Published 11:59 pm Friday, November 27, 2009
When the Thanksgiving and Christmas holidays approach, I often think of my grandparents. We lived some distance from both sets, so we didn’t visit often.
Both my grandmothers were trim, neat women who wore their long hair in buns on the back of their heads. They always wore aprons and spent hours in their kitchens. They made an event of our arrival, hugging and kissing us as we tumbled out of the car.
We always congregated in the kitchen at my daddy’s parents’ home. It had a monster of a coal stove with a water heater on the side and bread warmer on top. Grandmother scooped flour out of a built-in bin in her kitchen cabinet and mixed bread in a wooden bowl. She rolled out her biscuits and pie crusts with a homemade rolling pin that I proudly own today. Granddaddy had carved it from a single piece of wood.
That granddaddy was a real character. He just couldn’t stand for anyone, even the little grandchildren, to lie abed in the morning after he arose. I can still hear him moving down the hall from room to room, tapping on the doors in the cold, drafty mining camp house, shouting “Time to get up!” My mother always gave him flack over it since she was among those who had stayed up half the night talking and catching up on each other. He just laughed at her. “Aw, Ikey,” (her name was Ivra), he’d say, and kept on rooting everyone out. If everybody didn’t fall out on his first round, he started all over again.
There were fireplaces in each of the bedrooms and whoever slept in the room always banked the fire. Grandmother had heaped our beds with so many quilts and blankets that it was difficult to turn over in bed. Mother always had me to stay in bed and keep warm until my daddy punched up the fire a little with a poker and dumped some coal in it from the coal scuttle that was always handy.
I loved visiting that old house where so many relatives poured in and out. Other visitors I didn’t know often showed up to sit on the front porch during summer visits. While the adults laughed and talked, my cousins and I ran around in the yard and played with each other and the dogs my granddaddy always kept.
My maternal grandparents lived in another county, but closer to us, so we seldom spent the night with them. They too had a porch that attracted both family and friends. They both loved animals and stray dogs often wound up there because Grandmother wouldn’t turn them away. That granddaddy was quiet in comparison to my other.

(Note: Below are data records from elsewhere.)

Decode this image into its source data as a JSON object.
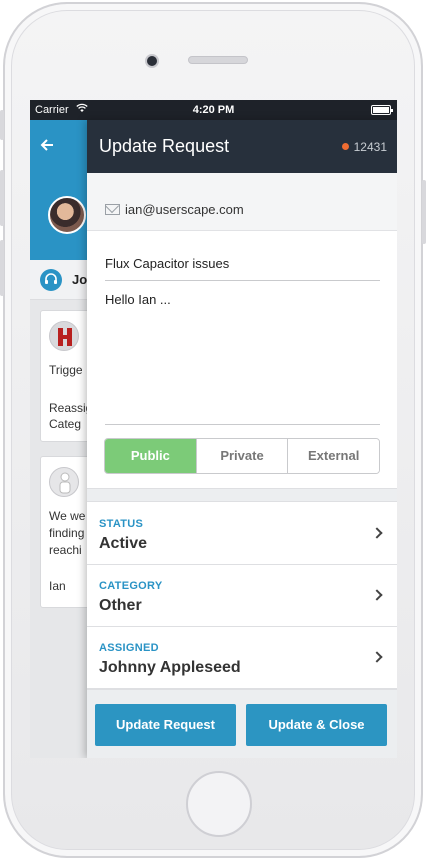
{
  "status_bar": {
    "carrier": "Carrier",
    "time": "4:20 PM"
  },
  "background": {
    "back_icon": "back-arrow-icon",
    "user_name": "Jo",
    "card1": {
      "line1": "Trigge",
      "line2": "Reassig",
      "line3": "Categ"
    },
    "card2": {
      "line1": "We we",
      "line2": "finding",
      "line3": "reachi",
      "line4": "Ian"
    }
  },
  "modal": {
    "title": "Update Request",
    "request_id": "12431",
    "status_dot_color": "#ef6c32",
    "email": "ian@userscape.com",
    "subject": "Flux Capacitor issues",
    "body": "Hello Ian ...",
    "visibility": {
      "options": [
        "Public",
        "Private",
        "External"
      ],
      "selected": "Public"
    },
    "fields": [
      {
        "label": "STATUS",
        "value": "Active"
      },
      {
        "label": "CATEGORY",
        "value": "Other"
      },
      {
        "label": "ASSIGNED",
        "value": "Johnny Appleseed"
      }
    ],
    "buttons": {
      "update": "Update Request",
      "update_close": "Update & Close"
    }
  },
  "colors": {
    "accent": "#2a93c5",
    "header": "#27303c",
    "public_selected": "#7ccb78"
  }
}
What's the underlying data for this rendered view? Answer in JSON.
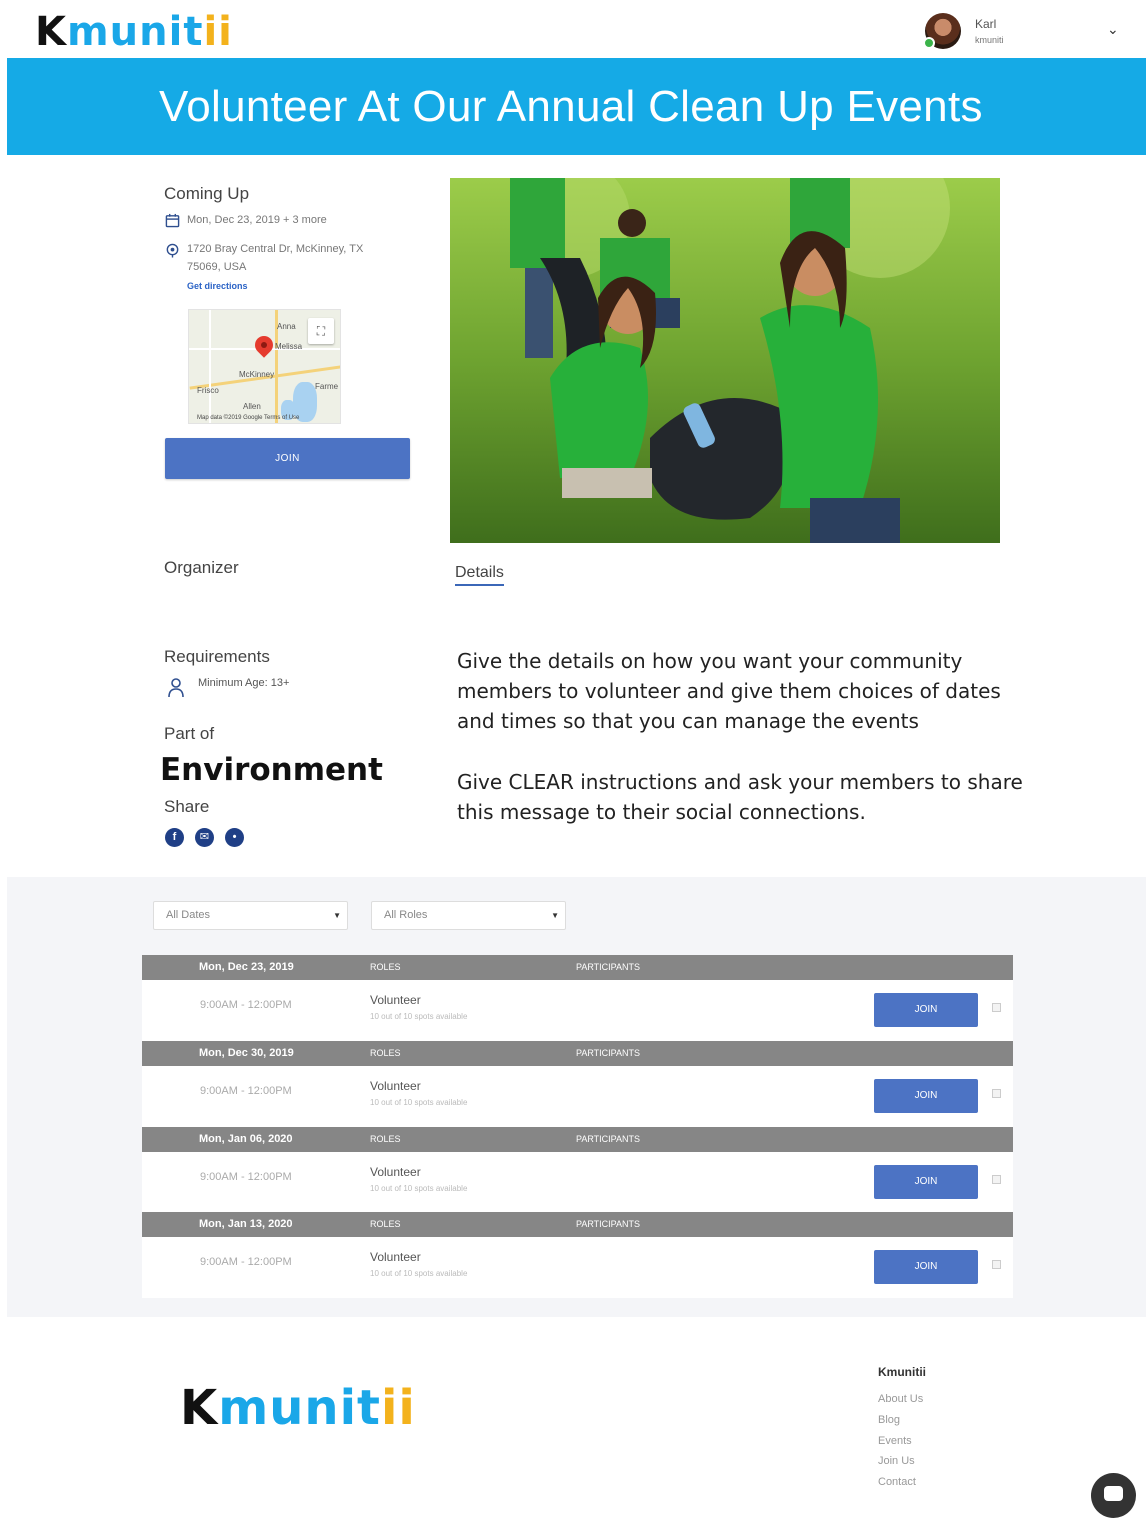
{
  "header": {
    "logo": {
      "k": "K",
      "mid": "munit",
      "end": "ii"
    },
    "user": {
      "name": "Karl",
      "org": "kmuniti"
    }
  },
  "banner": {
    "title": "Volunteer At Our Annual Clean Up Events"
  },
  "event": {
    "coming_up_label": "Coming Up",
    "date": "Mon, Dec 23, 2019 + 3 more",
    "address_line1": "1720 Bray Central Dr, McKinney, TX",
    "address_line2": "75069, USA",
    "directions": "Get directions",
    "map_labels": {
      "anna": "Anna",
      "melissa": "Melissa",
      "mckinney": "McKinney",
      "frisco": "Frisco",
      "farmersville": "Farme",
      "allen": "Allen",
      "footer": "Map data ©2019 Google   Terms of Use",
      "google": "Google"
    },
    "join_label": "JOIN",
    "organizer_label": "Organizer",
    "requirements_label": "Requirements",
    "min_age": "Minimum Age: 13+",
    "part_of_label": "Part of",
    "part_of_value": "Environment",
    "share_label": "Share"
  },
  "details": {
    "tab_label": "Details",
    "paragraph1": "Give the details on how you want your community members to volunteer and give them choices of dates and times so that you can manage the events",
    "paragraph2": "Give CLEAR instructions and ask your members to share this message to their social connections."
  },
  "filters": {
    "dates": "All Dates",
    "roles": "All Roles"
  },
  "schedule": {
    "roles_header": "ROLES",
    "participants_header": "PARTICIPANTS",
    "groups": [
      {
        "date": "Mon, Dec 23, 2019",
        "time": "9:00AM - 12:00PM",
        "role": "Volunteer",
        "spots": "10 out of 10 spots available",
        "join": "JOIN"
      },
      {
        "date": "Mon, Dec 30, 2019",
        "time": "9:00AM - 12:00PM",
        "role": "Volunteer",
        "spots": "10 out of 10 spots available",
        "join": "JOIN"
      },
      {
        "date": "Mon, Jan 06, 2020",
        "time": "9:00AM - 12:00PM",
        "role": "Volunteer",
        "spots": "10 out of 10 spots available",
        "join": "JOIN"
      },
      {
        "date": "Mon, Jan 13, 2020",
        "time": "9:00AM - 12:00PM",
        "role": "Volunteer",
        "spots": "10 out of 10 spots available",
        "join": "JOIN"
      }
    ]
  },
  "footer": {
    "column_title": "Kmunitii",
    "links": [
      "About Us",
      "Blog",
      "Events",
      "Join Us",
      "Contact"
    ]
  },
  "colors": {
    "banner": "#15aae6",
    "button": "#4c73c4",
    "logo_blue": "#1aa7e8",
    "logo_yellow": "#f3b21c"
  }
}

Those days are gone forever and my grandparents live now only in my memory. I am thankful for those dear ones and those unforgettable experiences. I hope everyone had a blessed Thanksgiving on which to build some happy memories.